The patient is a 57-year-old female with past medical history of central hypopituitarism, secondary adrenal insufficiency, and untreated gastric adenocarcinoma, who presented to the emergency room with diffuse cramping abdominal pain and generalized weakness. Additionally, she complained of fatigue, poor appetite, confusion, nausea & vomiting, and upper & lower extremity swelling. These symptoms had persisted intermittently for 1 week. Her gastric adenocarcinoma was diagnosed in 2017, but she declined surgical resection of the tumor at that time. In 2020, she underwent upper endoscopy, which showed an ulcerated intramural (subepithelial) lesion in the lesser curve of stomach, at 6 cm distal to the gastroesophageal junction. Sonographically, the lesion was hypoechoic and appeared to originate from the superficial luminal mucosa with invasion into the serosa. Two abnormal lymph nodes were observed in gastrohepatic ligament. Biopsies taken from the lesser curve ulcer, antrum, and pyloric channel revealed signet ring cell adenocarcinoma (Fig. 1).

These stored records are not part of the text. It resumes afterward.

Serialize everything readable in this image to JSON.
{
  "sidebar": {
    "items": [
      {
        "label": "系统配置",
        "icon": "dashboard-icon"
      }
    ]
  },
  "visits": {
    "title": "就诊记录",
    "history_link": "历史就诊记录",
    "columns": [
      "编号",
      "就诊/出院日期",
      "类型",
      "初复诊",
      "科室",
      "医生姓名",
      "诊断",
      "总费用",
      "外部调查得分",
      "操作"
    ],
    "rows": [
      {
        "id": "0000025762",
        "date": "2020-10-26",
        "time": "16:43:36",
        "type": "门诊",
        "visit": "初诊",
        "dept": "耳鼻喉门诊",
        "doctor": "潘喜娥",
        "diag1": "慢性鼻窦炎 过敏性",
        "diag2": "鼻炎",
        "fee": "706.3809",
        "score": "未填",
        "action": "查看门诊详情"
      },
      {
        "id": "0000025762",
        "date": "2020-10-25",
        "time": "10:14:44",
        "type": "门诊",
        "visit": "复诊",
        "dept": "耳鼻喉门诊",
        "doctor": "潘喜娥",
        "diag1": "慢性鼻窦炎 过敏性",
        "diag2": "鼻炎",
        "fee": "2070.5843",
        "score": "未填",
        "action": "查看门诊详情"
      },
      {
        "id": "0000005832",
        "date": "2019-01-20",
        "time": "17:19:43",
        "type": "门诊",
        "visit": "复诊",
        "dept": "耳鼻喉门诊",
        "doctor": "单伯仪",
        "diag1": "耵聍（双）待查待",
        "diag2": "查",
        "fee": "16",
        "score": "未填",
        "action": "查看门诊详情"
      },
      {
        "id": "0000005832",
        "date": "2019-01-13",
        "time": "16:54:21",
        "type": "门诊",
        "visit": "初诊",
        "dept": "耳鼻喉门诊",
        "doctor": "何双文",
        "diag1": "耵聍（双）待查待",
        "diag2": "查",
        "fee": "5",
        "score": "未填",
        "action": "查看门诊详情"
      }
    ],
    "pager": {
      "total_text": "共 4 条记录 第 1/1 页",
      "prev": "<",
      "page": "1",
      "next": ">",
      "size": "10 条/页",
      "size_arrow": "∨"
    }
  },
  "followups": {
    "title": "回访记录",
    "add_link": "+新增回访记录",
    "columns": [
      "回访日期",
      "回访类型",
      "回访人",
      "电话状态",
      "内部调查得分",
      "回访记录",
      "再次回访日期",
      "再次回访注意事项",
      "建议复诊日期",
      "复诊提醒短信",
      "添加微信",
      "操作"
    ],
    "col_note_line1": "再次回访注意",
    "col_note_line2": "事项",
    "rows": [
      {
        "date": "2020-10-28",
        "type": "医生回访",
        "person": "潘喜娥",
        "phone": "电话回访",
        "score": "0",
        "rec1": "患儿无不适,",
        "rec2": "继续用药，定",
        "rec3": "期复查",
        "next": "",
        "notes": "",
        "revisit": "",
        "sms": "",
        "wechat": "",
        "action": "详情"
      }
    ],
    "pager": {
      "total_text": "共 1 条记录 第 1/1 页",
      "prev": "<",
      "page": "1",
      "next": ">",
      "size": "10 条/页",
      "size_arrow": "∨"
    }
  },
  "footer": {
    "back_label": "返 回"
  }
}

Initial vitals in the emergency department demonstrated blood pressure 81/45, heart rate 79, respiratory rate 18, and peripheral capillary oxygen saturation of 96% on room air. Physical exam showed scattered ecchymoses on the back and pitting edema in bilateral upper and lower extremities. Initial laboratory results were significant for sodium of 118 mmol/L, potassium 6.8 mmol/L, hemoglobin 6.5 mg/dL, platelet count 17 K/uL. Liver enzymes were mildly elevated with alanine aminotransferase 37 mg/dL, aspartate transaminase 48 mg/dL, and significant elevation in alkaline phosphatase to 1901 mg/dL. Given the bicytopenia, a peripheral smear was obtained which demonstrated normocytic, normochromic anemia suggestive of hypoproliferation and anemia of chronic disease. Computerized tomography of the chest, abdomen and pelvis showed bilateral pleural effusions and anasarca reflecting total body fluid overload, as well as diffuse sclerosis of the axial and proximal appendicular skeleton suggestive of metastatic disease (Fig. 2). Endocrinology was consulted and recommended stress dose steroids for acute adrenal insufficiency. Sodium rapidly increased to 129 mmol/L but dropped to 122 the following day. Since the administration of hydrocortisone temporarily restored the sodium level, undertreated adrenal insufficiency was thought to have induced the hyponatremia. Further hyponatremia workup showed albumin 3.2 mg/dL, serum osmolality 256 mOsm/kg, urine osmolality 195 mOsm/kg, and urine sodium < 11 mmol/L, which suggested a component of hypoalbuminemia and consequential reduced intravascular effective volume.
Thrombocytopenia persisted throughout the patient’s hospital course despite several transfusion attempts. Hematology-oncology was consulted, and a bone marrow biopsy was obtained on day 3 which showed clusters of glandular epithelioid cells, some with signet ring cell morphology, consistent with metastatic gastric adenocarcinoma (Fig. 3). On day 4, the patient developed worsening diffuse ecchymoses over entire body, epistaxis, oral mucosal bleed, and bleeding from peripheral intravenous sites. DIC was confirmed with elevated D-dimer > 20.0 ug/mL, prolonged PT of 24.6s (INR 2.1), prolonged PTT of 37s, as well as decreased fibrinogen of 191 mg/dL. Given the bone marrow findings, the DIC was thought to be caused by bone marrow carcinomatosis and bone marrow failure. As the clinical status continued to worsen, the patient decided to pursue hospice care.